**EXERCISE REQUIREMENTS**: Each line of the listing where "Computador" appears should be reported.

**WORKING DATA**:
======

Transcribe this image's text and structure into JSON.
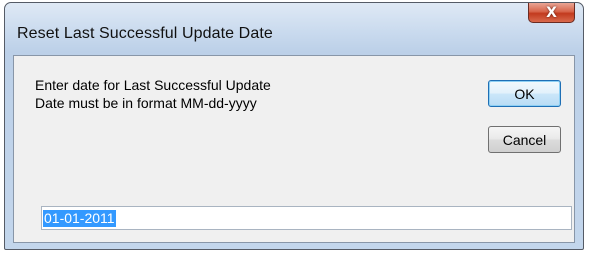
{
  "window": {
    "title": "Reset Last Successful Update Date",
    "close_glyph": "X"
  },
  "dialog": {
    "prompt_line_1": "Enter date for Last Successful Update",
    "prompt_line_2": "Date must be in format MM-dd-yyyy",
    "ok_label": "OK",
    "cancel_label": "Cancel",
    "date_value": "01-01-2011",
    "date_selected": true
  },
  "colors": {
    "close_button": "#c23a1e",
    "selection_highlight": "#3399ff",
    "title_bar": "#c3d6ec",
    "client_background": "#f0f0f0"
  }
}
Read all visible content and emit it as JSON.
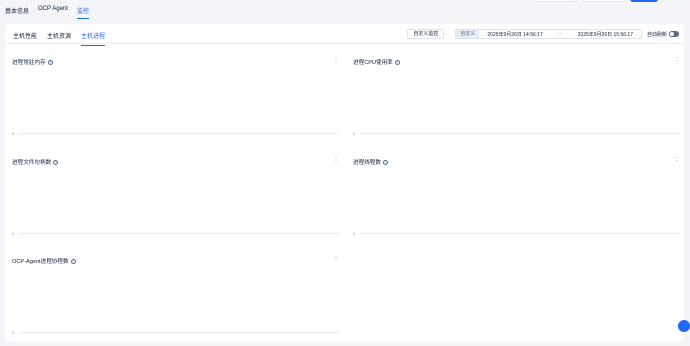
{
  "top_tabs": [
    "基本信息",
    "OCP Agent",
    "监控"
  ],
  "sub_tabs": [
    "主机性能",
    "主机资源",
    "主机进程"
  ],
  "toolbar": {
    "custom_monitor_label": "自定义监控",
    "range_tag": "自定义",
    "start_time": "2025年9月26日 14:56:17",
    "range_separator": "~",
    "end_time": "2025年9月26日 15:56:17",
    "auto_refresh_label": "自动刷新"
  },
  "panels": [
    {
      "title": "进程常驻内存",
      "axis_zero": "0"
    },
    {
      "title": "进程CPU使用率",
      "axis_zero": "0"
    },
    {
      "title": "进程文件句柄数",
      "axis_zero": "0"
    },
    {
      "title": "进程线程数",
      "axis_zero": "0"
    },
    {
      "title": "OCP-Agent进程协程数",
      "axis_zero": "0"
    }
  ],
  "colors": {
    "accent": "#1e69f5",
    "text": "#132039",
    "muted": "#8592a6"
  },
  "icons": {
    "help": "question-circle-icon",
    "drag": "drag-handle-icon",
    "fab": "floating-action-icon"
  }
}
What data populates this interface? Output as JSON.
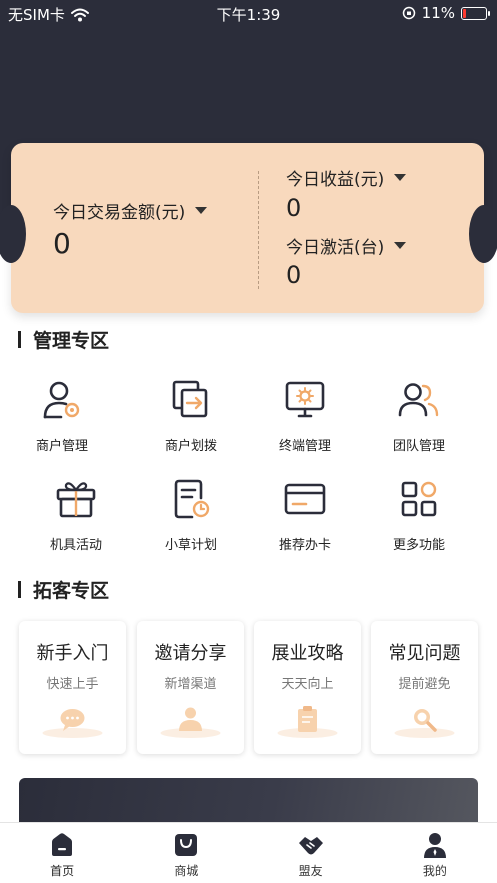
{
  "status_bar": {
    "carrier": "无SIM卡",
    "time": "下午1:39",
    "battery": "11%"
  },
  "stats": {
    "daily_volume_label": "今日交易金额(元)",
    "daily_volume_value": "0",
    "daily_income_label": "今日收益(元)",
    "daily_income_value": "0",
    "daily_activation_label": "今日激活(台)",
    "daily_activation_value": "0"
  },
  "management": {
    "title": "管理专区",
    "items": [
      {
        "label": "商户管理",
        "icon": "merchant-manage-icon"
      },
      {
        "label": "商户划拨",
        "icon": "merchant-transfer-icon"
      },
      {
        "label": "终端管理",
        "icon": "terminal-manage-icon"
      },
      {
        "label": "团队管理",
        "icon": "team-manage-icon"
      },
      {
        "label": "机具活动",
        "icon": "device-activity-icon"
      },
      {
        "label": "小草计划",
        "icon": "plan-icon"
      },
      {
        "label": "推荐办卡",
        "icon": "card-recommend-icon"
      },
      {
        "label": "更多功能",
        "icon": "more-functions-icon"
      }
    ]
  },
  "expansion": {
    "title": "拓客专区",
    "cards": [
      {
        "title": "新手入门",
        "subtitle": "快速上手"
      },
      {
        "title": "邀请分享",
        "subtitle": "新增渠道"
      },
      {
        "title": "展业攻略",
        "subtitle": "天天向上"
      },
      {
        "title": "常见问题",
        "subtitle": "提前避免"
      }
    ]
  },
  "tabbar": {
    "tabs": [
      {
        "label": "首页",
        "icon": "home-icon"
      },
      {
        "label": "商城",
        "icon": "shop-bag-icon"
      },
      {
        "label": "盟友",
        "icon": "handshake-icon"
      },
      {
        "label": "我的",
        "icon": "profile-icon"
      }
    ],
    "active": 0
  },
  "colors": {
    "header": "#2b2d3a",
    "card": "#f8d9bd",
    "accent": "#f0a868"
  }
}
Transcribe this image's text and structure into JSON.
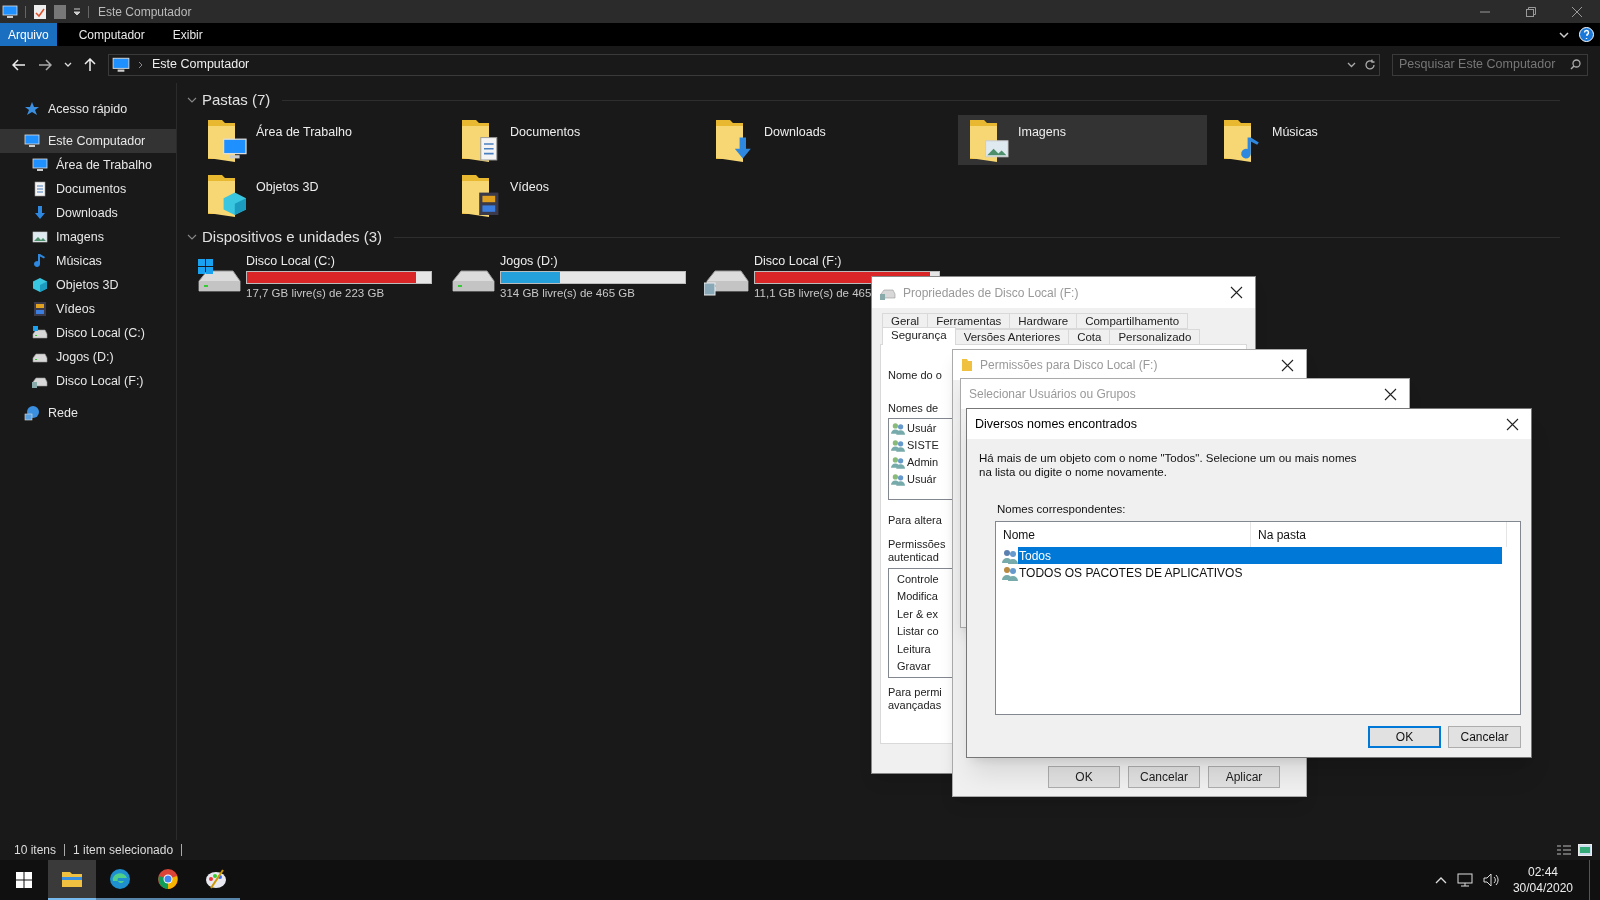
{
  "explorer": {
    "title": "Este Computador",
    "ribbon_tabs": [
      {
        "label": "Arquivo",
        "selected": true
      },
      {
        "label": "Computador",
        "selected": false
      },
      {
        "label": "Exibir",
        "selected": false
      }
    ],
    "address": {
      "path": "Este Computador"
    },
    "search": {
      "placeholder": "Pesquisar Este Computador"
    },
    "sidebar": {
      "items": [
        {
          "label": "Acesso rápido",
          "kind": "star",
          "selected": false
        },
        {
          "label": "Este Computador",
          "kind": "pc",
          "selected": true,
          "children": [
            {
              "label": "Área de Trabalho",
              "kind": "desktop",
              "selected": false
            },
            {
              "label": "Documentos",
              "kind": "documents",
              "selected": false
            },
            {
              "label": "Downloads",
              "kind": "downloads",
              "selected": false
            },
            {
              "label": "Imagens",
              "kind": "pictures",
              "selected": false
            },
            {
              "label": "Músicas",
              "kind": "music",
              "selected": false
            },
            {
              "label": "Objetos 3D",
              "kind": "objects3d",
              "selected": false
            },
            {
              "label": "Vídeos",
              "kind": "videos",
              "selected": false
            },
            {
              "label": "Disco Local (C:)",
              "kind": "drive-windows",
              "selected": false
            },
            {
              "label": "Jogos (D:)",
              "kind": "drive",
              "selected": false
            },
            {
              "label": "Disco Local (F:)",
              "kind": "drive-shared",
              "selected": false
            }
          ]
        },
        {
          "label": "Rede",
          "kind": "network",
          "selected": false
        }
      ]
    },
    "folders_section": {
      "title": "Pastas (7)",
      "expanded": true,
      "folders": [
        {
          "name": "Área de Trabalho",
          "kind": "desktop",
          "selected": false
        },
        {
          "name": "Documentos",
          "kind": "documents",
          "selected": false
        },
        {
          "name": "Downloads",
          "kind": "downloads",
          "selected": false
        },
        {
          "name": "Imagens",
          "kind": "pictures",
          "selected": true
        },
        {
          "name": "Músicas",
          "kind": "music",
          "selected": false
        },
        {
          "name": "Objetos 3D",
          "kind": "objects3d",
          "selected": false
        },
        {
          "name": "Vídeos",
          "kind": "videos",
          "selected": false
        }
      ]
    },
    "drives_section": {
      "title": "Dispositivos e unidades (3)",
      "expanded": true,
      "drives": [
        {
          "name": "Disco Local (C:)",
          "kind": "drive-windows",
          "level": 0.92,
          "free": "17,7 GB livre(s) de 223 GB"
        },
        {
          "name": "Jogos (D:)",
          "kind": "drive",
          "level": 0.32,
          "free": "314 GB livre(s) de 465 GB"
        },
        {
          "name": "Disco Local (F:)",
          "kind": "drive-shared",
          "level": 0.95,
          "free": "11,1 GB livre(s) de 465"
        }
      ]
    },
    "status_bar": {
      "count": "10 itens",
      "selection": "1 item selecionado"
    }
  },
  "properties_dialog": {
    "title": "Propriedades de Disco Local (F:)",
    "tab_rows": [
      [
        {
          "label": "Geral",
          "selected": false
        },
        {
          "label": "Ferramentas",
          "selected": false
        },
        {
          "label": "Hardware",
          "selected": false
        },
        {
          "label": "Compartilhamento",
          "selected": false
        }
      ],
      [
        {
          "label": "Segurança",
          "selected": true
        },
        {
          "label": "Versões Anteriores",
          "selected": false
        },
        {
          "label": "Cota",
          "selected": false
        },
        {
          "label": "Personalizado",
          "selected": false
        }
      ]
    ],
    "object_label": "Nome do o",
    "groups_label": "Nomes de",
    "groups": [
      "Usuár",
      "SISTE",
      "Admin",
      "Usuár"
    ],
    "change_note": "Para altera",
    "permissions_label": [
      "Permissões",
      "autenticad"
    ],
    "permissions": [
      "Controle",
      "Modifica",
      "Ler & ex",
      "Listar co",
      "Leitura",
      "Gravar"
    ],
    "advanced_note": [
      "Para permi",
      "avançadas"
    ]
  },
  "permissions_dialog": {
    "title": "Permissões para Disco Local (F:)",
    "buttons": [
      "OK",
      "Cancelar",
      "Aplicar"
    ]
  },
  "select_dialog": {
    "title": "Selecionar Usuários ou Grupos"
  },
  "names_dialog": {
    "title": "Diversos nomes encontrados",
    "message": "Há mais de um objeto com o nome \"Todos\". Selecione um ou mais nomes na lista ou digite o nome novamente.",
    "list_label": "Nomes correspondentes:",
    "columns": [
      "Nome",
      "Na pasta"
    ],
    "rows": [
      {
        "name": "Todos",
        "selected": true
      },
      {
        "name": "TODOS OS PACOTES DE APLICATIVOS",
        "selected": false
      }
    ],
    "buttons": [
      {
        "label": "OK",
        "default": true
      },
      {
        "label": "Cancelar",
        "default": false
      }
    ]
  },
  "taskbar": {
    "apps": [
      {
        "kind": "explorer",
        "selected": true
      },
      {
        "kind": "edge",
        "selected": false
      },
      {
        "kind": "chrome",
        "selected": false
      },
      {
        "kind": "paint",
        "selected": false
      }
    ],
    "time": "02:44",
    "date": "30/04/2020"
  }
}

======

**TASK OUTPUT**:
    "title": "Este Computador",
        "label": "Computador",
      "path": "Este Computador"
      "placeholder": "Pesquisar Este Computador"
          "label": "Este Computador",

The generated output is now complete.